=== About this task ===
Any picture must be dropped, but each line of the data should be duplicated exactly.

=== Given records ===
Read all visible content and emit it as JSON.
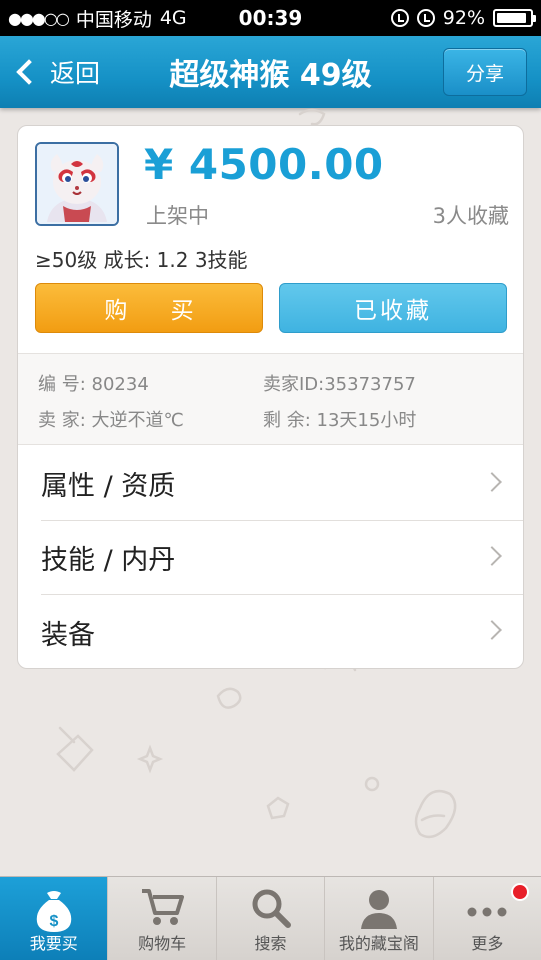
{
  "status_bar": {
    "signal": "●●●○○",
    "carrier": "中国移动",
    "network": "4G",
    "time": "00:39",
    "battery_percent": "92%",
    "battery_level": 0.92
  },
  "nav": {
    "back_label": "返回",
    "title": "超级神猴 49级",
    "share_label": "分享"
  },
  "product": {
    "price": "¥ 4500.00",
    "status": "上架中",
    "favorites": "3人收藏",
    "specs": "≥50级 成长: 1.2  3技能",
    "buy_label": "购 买",
    "fav_label": "已收藏"
  },
  "info": {
    "number_label": "编  号: 80234",
    "seller_id_label": "卖家ID:35373757",
    "seller_label": "卖  家: 大逆不道℃",
    "remaining_label": "剩  余: 13天15小时"
  },
  "menu": [
    {
      "label": "属性 / 资质"
    },
    {
      "label": "技能 / 内丹"
    },
    {
      "label": "装备"
    }
  ],
  "tabs": [
    {
      "label": "我要买",
      "icon": "money-bag-icon",
      "active": true
    },
    {
      "label": "购物车",
      "icon": "cart-icon",
      "active": false
    },
    {
      "label": "搜索",
      "icon": "search-icon",
      "active": false
    },
    {
      "label": "我的藏宝阁",
      "icon": "user-icon",
      "active": false
    },
    {
      "label": "更多",
      "icon": "more-icon",
      "active": false
    }
  ],
  "colors": {
    "accent": "#1591c6",
    "price": "#1a9fd6",
    "buy": "#f29d12",
    "favorite": "#3fb3e1",
    "badge": "#e8202a"
  }
}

=== Result of the task ===
Read all visible content and emit it as JSON.
{
  "status_bar": {
    "signal": "●●●○○",
    "carrier": "中国移动",
    "network": "4G",
    "time": "00:39",
    "battery_percent": "92%",
    "battery_level": 0.92
  },
  "nav": {
    "back_label": "返回",
    "title": "超级神猴 49级",
    "share_label": "分享"
  },
  "product": {
    "price": "¥ 4500.00",
    "status": "上架中",
    "favorites": "3人收藏",
    "specs": "≥50级 成长: 1.2  3技能",
    "buy_label": "购 买",
    "fav_label": "已收藏"
  },
  "info": {
    "number_label": "编  号: 80234",
    "seller_id_label": "卖家ID:35373757",
    "seller_label": "卖  家: 大逆不道℃",
    "remaining_label": "剩  余: 13天15小时"
  },
  "menu": [
    {
      "label": "属性 / 资质"
    },
    {
      "label": "技能 / 内丹"
    },
    {
      "label": "装备"
    }
  ],
  "tabs": [
    {
      "label": "我要买",
      "icon": "money-bag-icon",
      "active": true
    },
    {
      "label": "购物车",
      "icon": "cart-icon",
      "active": false
    },
    {
      "label": "搜索",
      "icon": "search-icon",
      "active": false
    },
    {
      "label": "我的藏宝阁",
      "icon": "user-icon",
      "active": false
    },
    {
      "label": "更多",
      "icon": "more-icon",
      "active": false
    }
  ],
  "colors": {
    "accent": "#1591c6",
    "price": "#1a9fd6",
    "buy": "#f29d12",
    "favorite": "#3fb3e1",
    "badge": "#e8202a"
  }
}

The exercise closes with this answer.